  Contacts and Locations
Choosing to participate in a study is an important personal decision. Talk with your doctor and family members or friends about deciding to join a study. To learn more about this study, you or your doctor may contact the study research staff using the Contacts provided below. For general information, see Learn About Clinical Studies.

Please refer to this study by its ClinicalTrials.gov identifier: NCT00004430

Locations
United States, Virginia
Eastern Virginia Medical School Recruiting
Norfolk, Virginia, United States, 23507
Contact: John D. Sheppard    757-622-2200      
Sponsors and Collaborators
Eastern Virginia Medical School
Investigators
Study Chair: John D. Sheppard Eastern Virginia Medical School
  More Information

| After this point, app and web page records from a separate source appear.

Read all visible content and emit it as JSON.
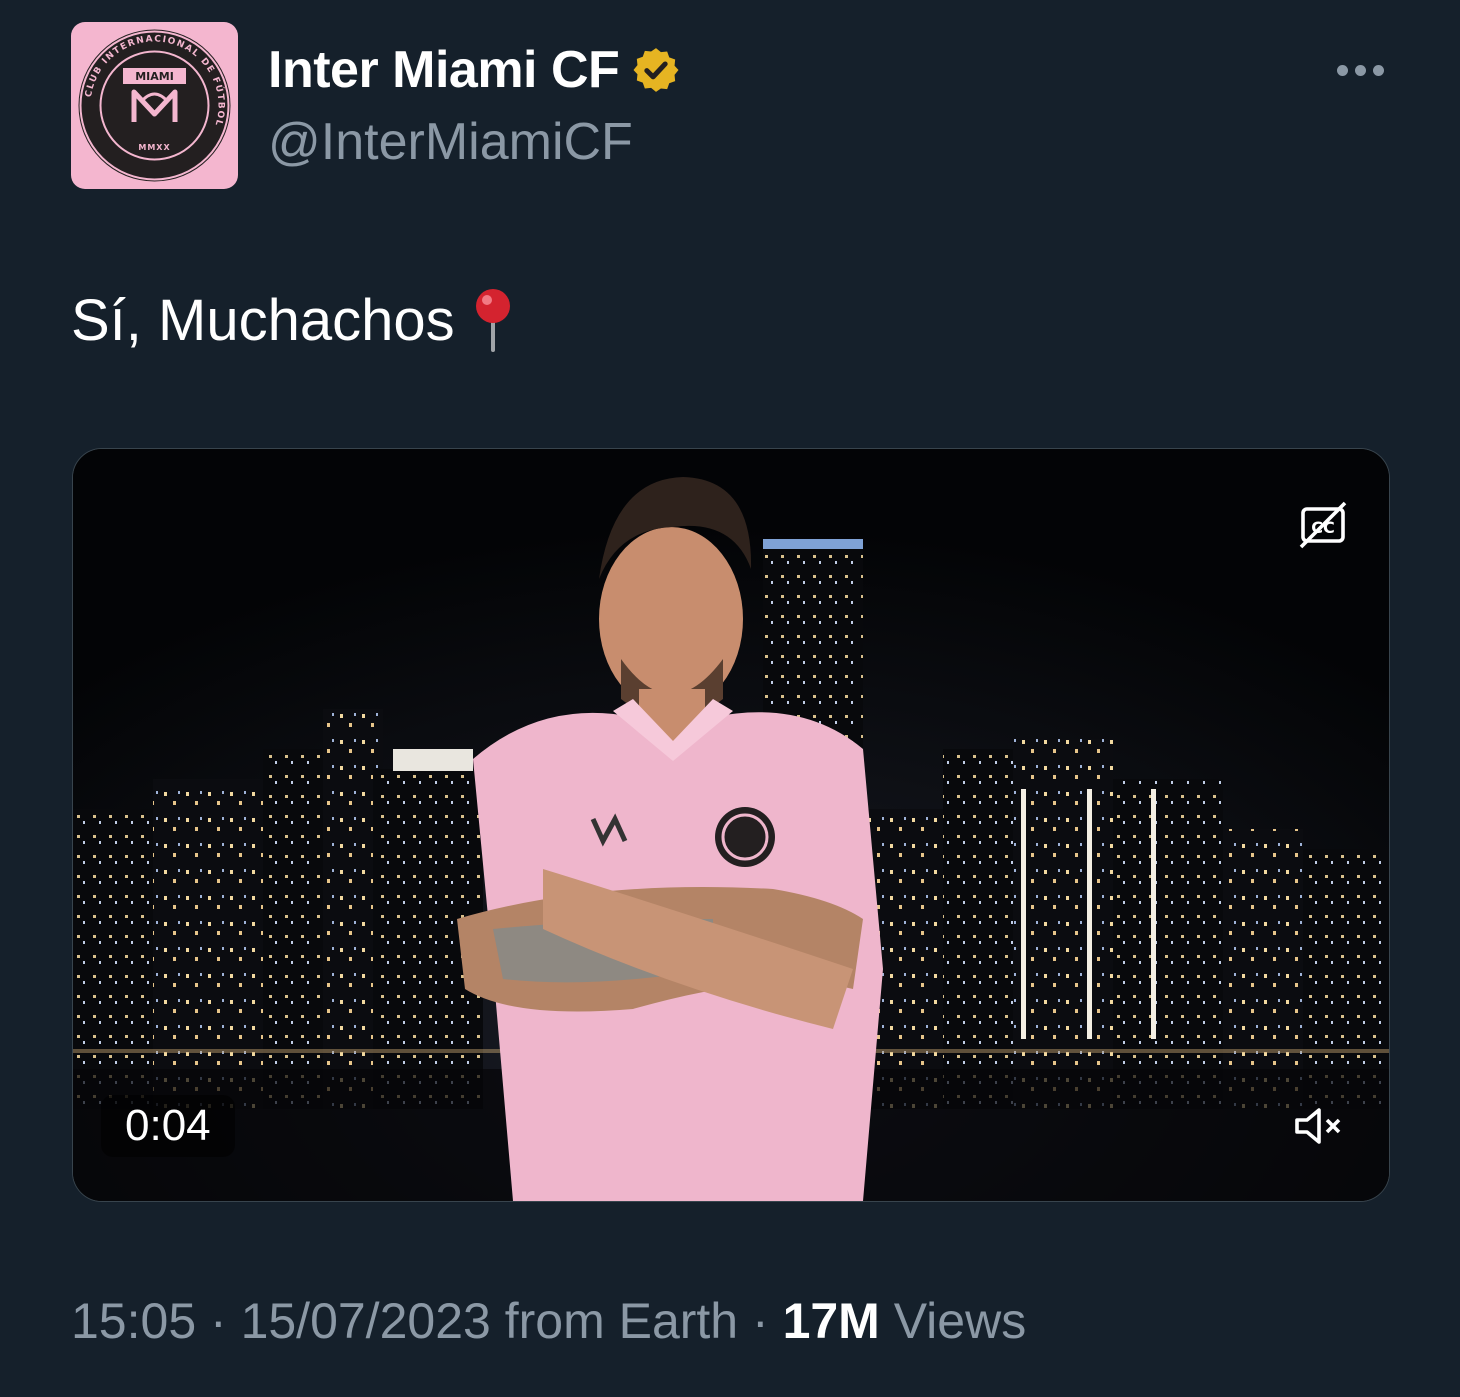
{
  "profile": {
    "display_name": "Inter Miami CF",
    "handle": "@InterMiamiCF",
    "verified_badge_color": "#e6b422",
    "avatar": {
      "background": "#f4b6cf",
      "ring_text": "CLUB INTERNACIONAL DE FÚTBOL",
      "banner": "MIAMI",
      "year": "MMXX"
    }
  },
  "tweet": {
    "text": "Sí, Muchachos",
    "emoji": "round-pushpin"
  },
  "video": {
    "elapsed": "0:04",
    "captions_icon": "captions-off-icon",
    "volume_icon": "muted-speaker-icon"
  },
  "meta": {
    "time": "15:05",
    "separator": " · ",
    "date": "15/07/2023",
    "source": "from Earth",
    "views_count": "17M",
    "views_label": "Views"
  },
  "colors": {
    "background": "#15202b",
    "secondary_text": "#8b98a5",
    "primary_text": "#ffffff",
    "jersey_pink": "#efb6cc"
  }
}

Publications:
Sheppard JD, Chames MA, Clarke KC, et al.: Argon laser photodynamic thrombosis of human corneal neovascularization utilizing intravenous dihematoporphyrin. Investigative Ophthalmology and Visual Science 35(4): 1350, 1994.
Chames MA, Sheppard JD, Mittal DC, et al.: A rabbit model for argon laser photodynamic therapy of corneal neovascularization utilizing topical dihematoporphyrin. Investigative Ophthalmology and Visual Science 36(1): 146, 1995.
Mittal DC, Chames MS, Sheppard JD, et al.: Distribution of dihematoporphyrin in rabbit cornea, iris, aqueous humor and plasma after topical intravenous administration. Investigative Ophthalmology and Visual Science 36(13): 2564, 1995.
Lattanzio F, Rusch A, Sheppard J, et al.: Documentation of corneal neovascularization by quantitative video fluorescein angiography. Investigative Ophthalmology and Visual Science 37: S546, 1996.
Cox KW, Sheppard JD, Lattanzio FA, et al.: Photodynamic therapy of corneal neovascularization using topical dihematoporphyrin ester. Investigative Ophthalmology and Visual Science 38: S512, 1997.
Williams PB, Sheppard JD, Chames MA, et al.: Distribution of dihematoporphyrin in rabbit cornea, iris, aqueous humor and serum after topical vs intravenous administration. Journal of Clinical Pharmacology 35(10): 936, 1995.

ClinicalTrials.gov Identifier: NCT00004430     History of Changes
Other Study ID Numbers: 199/13380, EVMS-FDR001020
Study First Received: October 18, 1999
Last Updated: June 23, 2005
Health Authority: United States: Federal Government

Keywords provided by FDA Office of Orphan Products Development:
cardiovascular and respiratory diseases
corneal neovascularization
rare disease

Additional relevant MeSH terms:
Neovascularization, Pathologic
Corneal Neovascularization
Metaplasia
Pathologic Processes
Corneal Diseases
Eye Diseases
Methylprednisolone acetate
Prednisolone acetate
Prednisolone
Methylprednisolone
Methylprednisolone Hemisuccinate
Prednisolone hemisuccinate
Prednisolone phosphate
Anti-Inflammatory Agents
Therapeutic Uses
Pharmacologic Actions
Glucocorticoids
Hormones
Hormones, Hormone Substitutes, and Hormone Antagonists
Physiological Effects of Drugs
Antineoplastic Agents, Hormonal
Antineoplastic Agents
Antiemetics
Autonomic Agents
Peripheral Nervous System Agents
Central Nervous System Agents
Gastrointestinal Agents
Neuroprotective Agents
Protective Agents

ClinicalTrials.gov processed this record on August 21, 2014